Gather personal details and contact information from the other driver (or drivers) while you wait for first responders to arrive. You'll need their information to file a third-party vehicle insurance claim. You can ask the other driver to exchange information yourself, or wait for the officer assigned to your call, but you’ll want:
Names and phone numbers
Insurance policy numbers
License plate numbers, makes, and models of every car involved
Photos of the damage and of the scene of the accident
The location and description of the accident, including what led up to it and the weather
Names and contact information of witnesses
The responding officer's contact information and badge number
You should also ask the responding police officer for a copy of the police report, since you’ll need it to file a claim. You may have to request it from the responding officer’s police department after the fact.
2. Contact your own insurance company
You should contact your own insurance company as soon after the accident as you can, even if you weren't at-fault. If the accident was serious enough that you exchanged insurance information with the other driver, you should tell your insurer about it to avoid breaking your policy’s rules.
Contacting your own insurance company may also make the claims process easier. When you file a third-party claim against the at-fault driver, your insurance company may work with the other driver's insurer on your behalf.
3. File a third-party liability claim
After you tell your insurance company about the accident and pass along details about the other driver, the accident, and the extent of the damage to your car, you can file a third-party claim. Your insurance company will let you know whether you should file a claim yourself, or whether they’ll do it for you.
The easiest way to file a third-party car insurance claim yourself is by using the other driver's insurance company's online claims portal. The other driver's company will assign you a claims adjuster and begin the process of figuring out who was at fault, verifying the information you gave, and settling your third-party claim.
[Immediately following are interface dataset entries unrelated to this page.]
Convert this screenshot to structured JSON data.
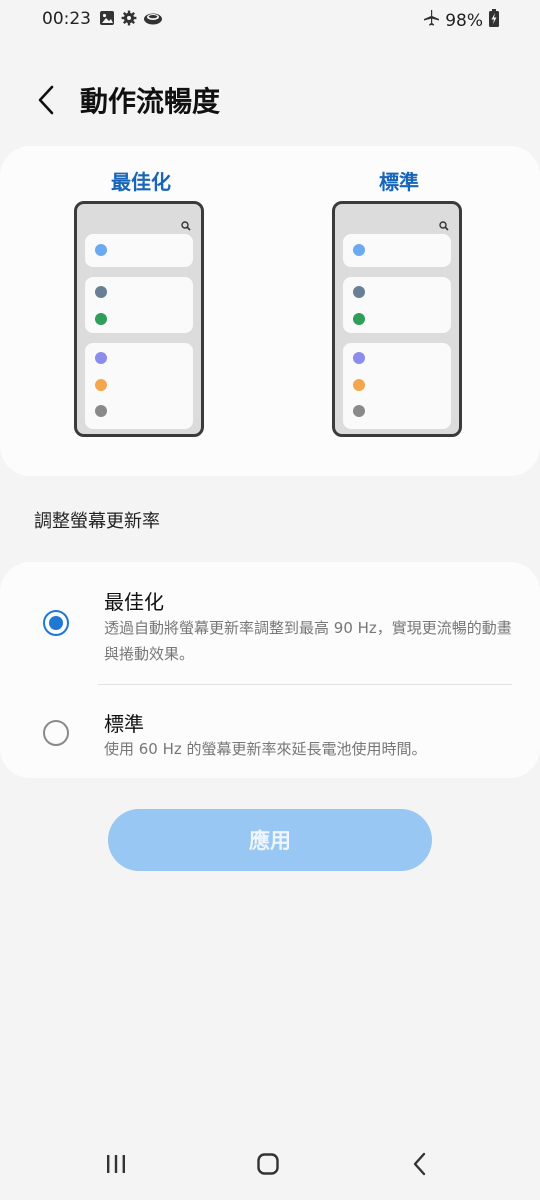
{
  "status_bar": {
    "time": "00:23",
    "icons_left": [
      "image-icon",
      "settings-icon",
      "cloud-icon"
    ],
    "battery": "98%",
    "icons_right": [
      "airplane-icon",
      "battery-charging-icon"
    ]
  },
  "header": {
    "title": "動作流暢度",
    "back_icon": "chevron-left-icon"
  },
  "preview": {
    "optimized_label": "最佳化",
    "standard_label": "標準",
    "dot_colors": [
      "#6aaaf0",
      "#687f94",
      "#2f9e5a",
      "#8c8cec",
      "#f4a64c",
      "#8a8a8a"
    ]
  },
  "section": {
    "label": "調整螢幕更新率"
  },
  "options": [
    {
      "title": "最佳化",
      "description": "透過自動將螢幕更新率調整到最高 90 Hz，實現更流暢的動畫與捲動效果。",
      "selected": true
    },
    {
      "title": "標準",
      "description": "使用 60 Hz 的螢幕更新率來延長電池使用時間。",
      "selected": false
    }
  ],
  "apply_button": {
    "label": "應用"
  },
  "colors": {
    "accent": "#1f78d1",
    "label_blue": "#1765b8",
    "apply_disabled": "#97c7f2"
  },
  "nav_bar": {
    "icons": [
      "recent-apps-icon",
      "home-icon",
      "back-icon"
    ]
  }
}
4. Work with a claims adjuster
During the third-party claims process, the other driver's insurance company may assign your case to a claims adjuster. This person's job is to determine fault by investigating the accident and figure out how much you’re owed. The claims adjuster will ask you about the crash, including your description of the events that led up to the accident. Writing down an account of the accident can help you during this process.
If the other driver is found to be at fault, the claims adjuster estimates the cost of repairs after inspecting your vehicle. You may also have to provide an estimate for these costs by taking your car to a repair shop.
5. Receive your settlement for damages or dispute the offer
If your third-party claim is successful, you’ll receive a payout — also called a settlement offer — from the at-fault driver’s insurance company.
If the third-party claim you made isn't successful or you think the settlement offer is too low, you can dispute the judgment or try to negotiate a different offer. Each company has its own process for settling claims disputes. You may have to resubmit evidence, write a letter to the office of your state's insurance commissioner, and sit for additional testimony.
Third-party insurance claims in no-fault states
While most states allow you to file a third-party claim against an at-fault driver to cover the cost of your repair bills and injuries after an accident, there are 12 no-fault insurance states that work a little differently.
In those states, you still file a third-party claim with the other driver’s company for the cost of damage to your car, but you file claims for your injuries with your own car insurance company, even if the other driver was at fault. Your personal injury protection (PIP) is what covers your medical bills after an accident, which is why PIP is required in no-fault states.
In some no-fault states, you still make third-party insurance claims for your injuries if you were seriously injured in an accident, but you wouldn’t rely on the at-fault driver’s coverage to step in.